Innovation Scholar Sarah Browning pauses before her next Chemistry lab near some of Carolina's newest science and research buildings.
Already a student with varied interests, Browning sands a part of the moonbuggy her team made for NASA's Great Moonbuggy Race.
Learn, lead and innovate
After three years of fundraising, research and trials, the moment finally arrived: Jack Britt High School had made it to NASA’s 2011 Great Moonbuggy Race. Two days later, the members of the first and only team from North Carolina in the race, led by senior Sarah Browning, won the international competition.
“We won the Crash and Burn Award,” Browning lightheartedly recalled.
The project began when she was a first-year student in the Jack Britt Integrated Systems Technology Academy of Engineering. Browning became captain of the team her senior year, and despite the unfortunate breakdown at the race, she was able to leave knowing that her leadership produced other great leaders as well.
“It was amazing to see the light bulb flick on for them,” she said. “When the race ended, they were already thinking of ideas for next year and how to improve.”
A rising sophomore at UNC-Chapel Hill, Browning is on the other side as one of Carolina’s first Innovation Scholars. She’s learning from leaders while continuing to make her own path.
The Carolina Innovation Scholarship Program is part of the Innovate@Carolina initiative adopted by UNC in early 2010. It is also closely tied to the entrepreneurship minor in the College of Arts and Sciences.
“The idea behind Innovate@Carolina is to find what you’re really passionate about and, with the outstanding resources that you have, use that to solve one of today’s problems,” said Browning.
Resources to promote entrepreneurial efforts
The program covers the full cost of tuition, fees, room and board and is renewable for four years. It also provides scholars with resources to promote entrepreneurial efforts.

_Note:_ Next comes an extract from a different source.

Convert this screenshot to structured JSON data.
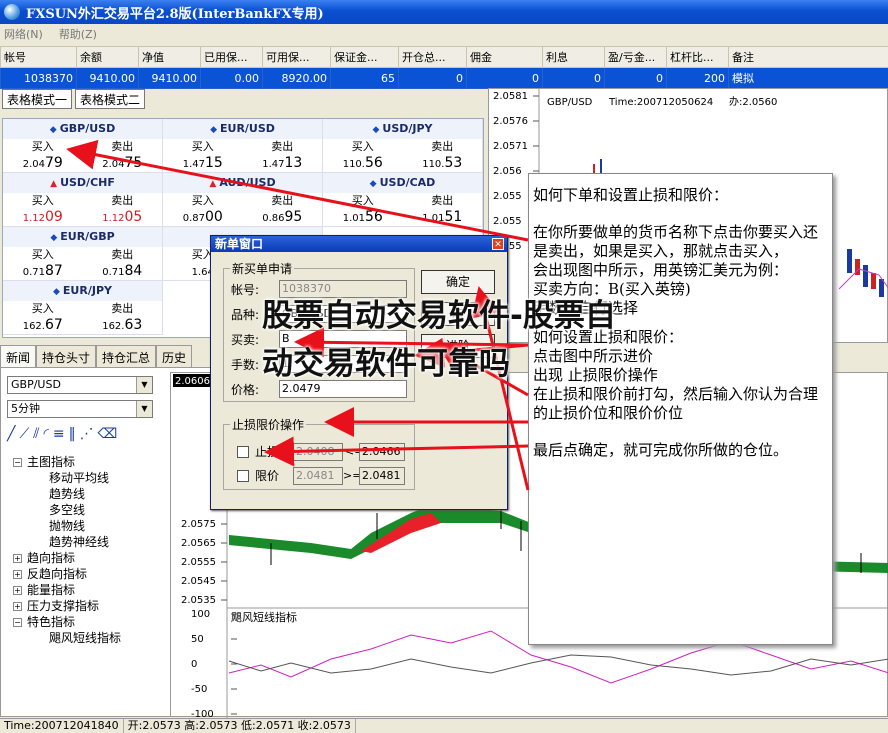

Browning had already resolved to commit to UNC before receiving the scholarship, but she said it solidified her decision. She added that being a part of the innovation scholarship program and of the UNC family has provided her with an extensive network and support system comprised of students and faculty to whom she can turn when she needs guidance.
During her first year on campus, she took a first-year seminar based on a book coauthored by UNC faculty member Buck Goldstein and UNC Chancellor Holden Thorp titled “Engines of Innovation: the Entrepreneurial University in the 21st Century.” Browning says that Goldstein and Lizzy Hazeltine, internship director for the entrepreneurship minor, are mentors and “go-to people” for the Innovation Scholars.
Through the entrepreneurship minor, Browning was connected to the laboratory of Joe DeSimone. DeSimone is Chancellor’s Eminent Professor of Chemistry at UNC and William R. Kenan Jr. Distinguished Professor of Chemical Engineering at NC State University and of Chemistry at UNC. Browning spent the 2012 spring semester shadowing graduate students and postdoctoral scientists in the lab.
“I watched experiments, learned about the equipment and procedures, and saw how professional write-ups are put together,” Browning said. “I got to see how a running, functional lab works.”
The experience helped her decide on an academic major, two actually – Biology and Global Studies. “Working in the lab, I saw both Chemistry and Biology in practice. I realized that I liked Biology more, and I’m glad that I got the exposure to both so early on.”
Published July 23, 2012.